My introduction to Ropartz came last year when a friend played me his Symphony No. 2
; I was impressed. Where had this
composer been all my life? Since then I’ve explored the other four
symphonies and the six string quartets. This is all thanks to the
enterprising French Label Timpani who are issuing, at a fairly constant
rate, the works of this relatively unknown composer – one of France’s best
kept secrets. A website dedicated to his music is here
latest release, titled ‘Volume 1’, explores three sonatas - for violin,
flute and cello, each with piano.
Joseph-Guy Ropartz (1864-1955) lived a long life into his nineties.
Hailing from Northern France, he was born in
Guingamp, Côtes-d'Armor, Brittany. into a wealthy family.
He studied under the composers Theodore Dubois (harmony) and Jules Massenet
(composition) at the Conservatoire de Paris, where he became friends with
the Romanian composer Georges Enesco. He later studied the organ with César
Franck. In 1894 he was to travel to Nancy in the east of France, where he
would remain as the director of the Conservatory there for the next
twenty-five years. This was followed by a ten year stint (1919-29) in a
similar position in Strasbourg. Retiring in 1929, he went on composing until
1953, when he was struck down with blindness. He died two years later.
The Violin Sonata No. 2 was completed in 1918 when Ropartz was living in
Nancy. A large-scale work, over thirty-two minutes in length, it has echoes
of the Breton heathland throughout, a reminder of the composer’s origins and
roots. This open-air atmosphere permeates the first movement. Beautiful
expressive melody and pastoral romanticism characterize this upbeat opening.
It is followed by a relatively short extrovert ‘Vif’ or Scherzo.
The mood changes in the slow movement, which is melancholic and somewhat
pensive. It reflects the external circumstances contemporary with the
completion of the work – the bombardment of Nancy with the loss of 120
lives. An exuberant finale follows, which assuages the situation.
The application of cyclical principles is evident in this work, most
likely an influence of Franck. In effect it is a two-movement piece or
‘diptych’; movements one and two are linked without a break, and similarly
movements three and four. Unity is also established in that the Scherzo
derives from the opening theme of the first movement, and the finale takes
its main theme from the ‘Lent’. Throughout the work, the piano takes on an
equal role with the violin.
Eschewing the lush romanticism of the violin sonata, the Flute Sonata is
very much later Ropartz, composed in 1930. It is on a much smaller scale and
shows a more advanced compositional style.
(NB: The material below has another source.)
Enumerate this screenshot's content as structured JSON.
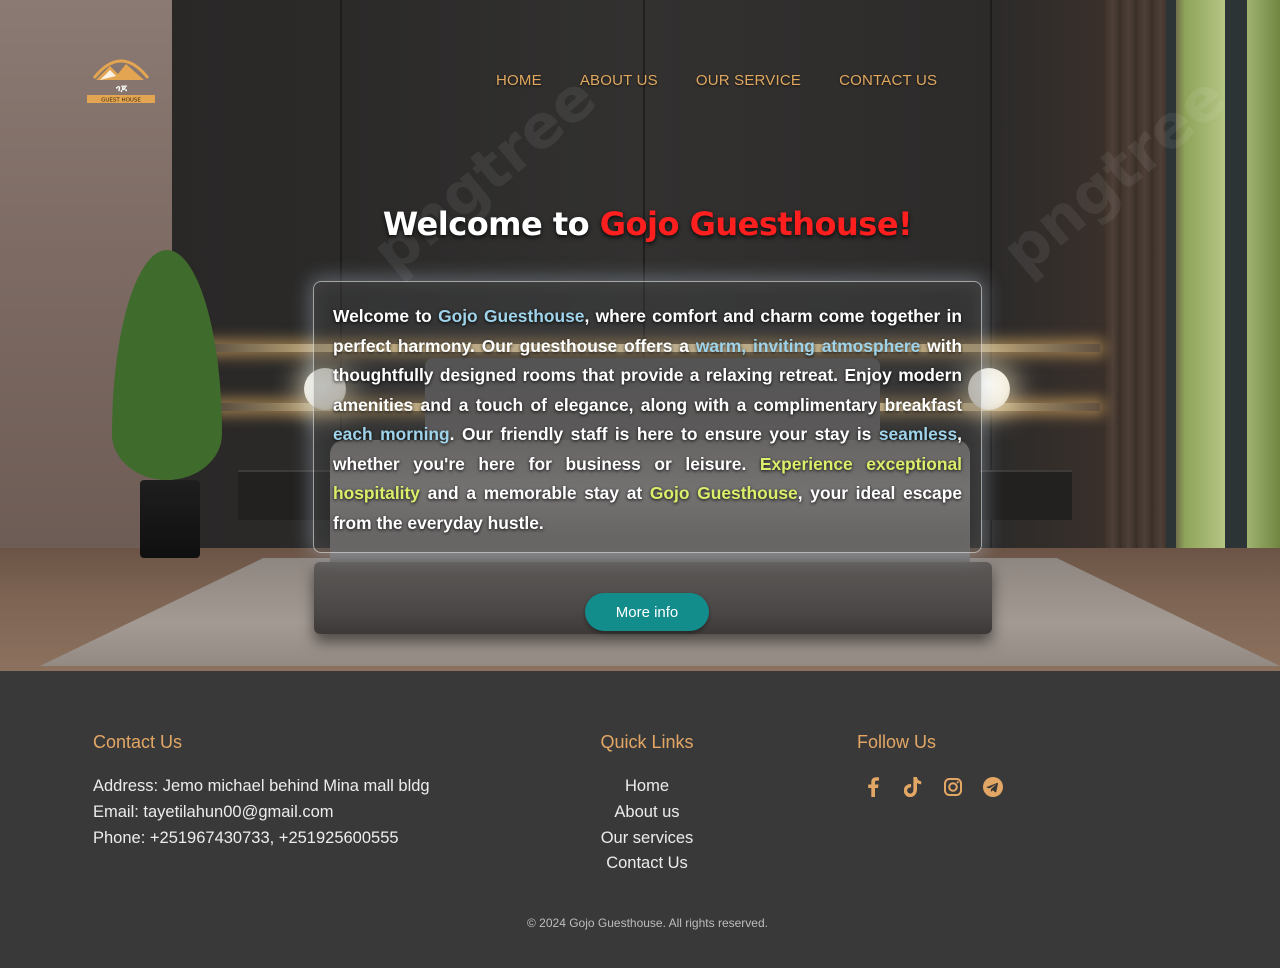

It was dedicated to the eminent
René Le Roy (1898-1985). Again cyclical elements pervade, linking the
movements thematically. The dances of the finale, deriving from the habañera
and cha-cha, find their origins in the previous movements. The whole canvas
is sparsely textured, characterized by luminosity, simplicity and
refinement. In the finale, the flute imitates birdsong to outstanding
Dating from around the time of the Violin Sonata, the Cello Sonata was
published a year later in 1919. Again smaller scaled like the flute sonata,
romantic, exuberant lyricism is an underlying feature. The slow movement is
tinged with sadness and nostalgia. It is a meditative and meandering song,
dark and world-weary. In the finale Ropartz revisits his roots with a dance
from Breton folklore. The work ends on a positive note with joy and
The sound quality of the CD is second to none, with ideal balance achieved
between the soloists and piano. Each of the three instrumentalists gives a
deeply committed performance, and the pianist, François Kerdoncuff, provides
sterling support. The warm acoustic of both venues allows all the detail to
register. With comprehensive booklet notes and detailed analysis of the
music, this all adds up to a very desirable release. I eagerly await volume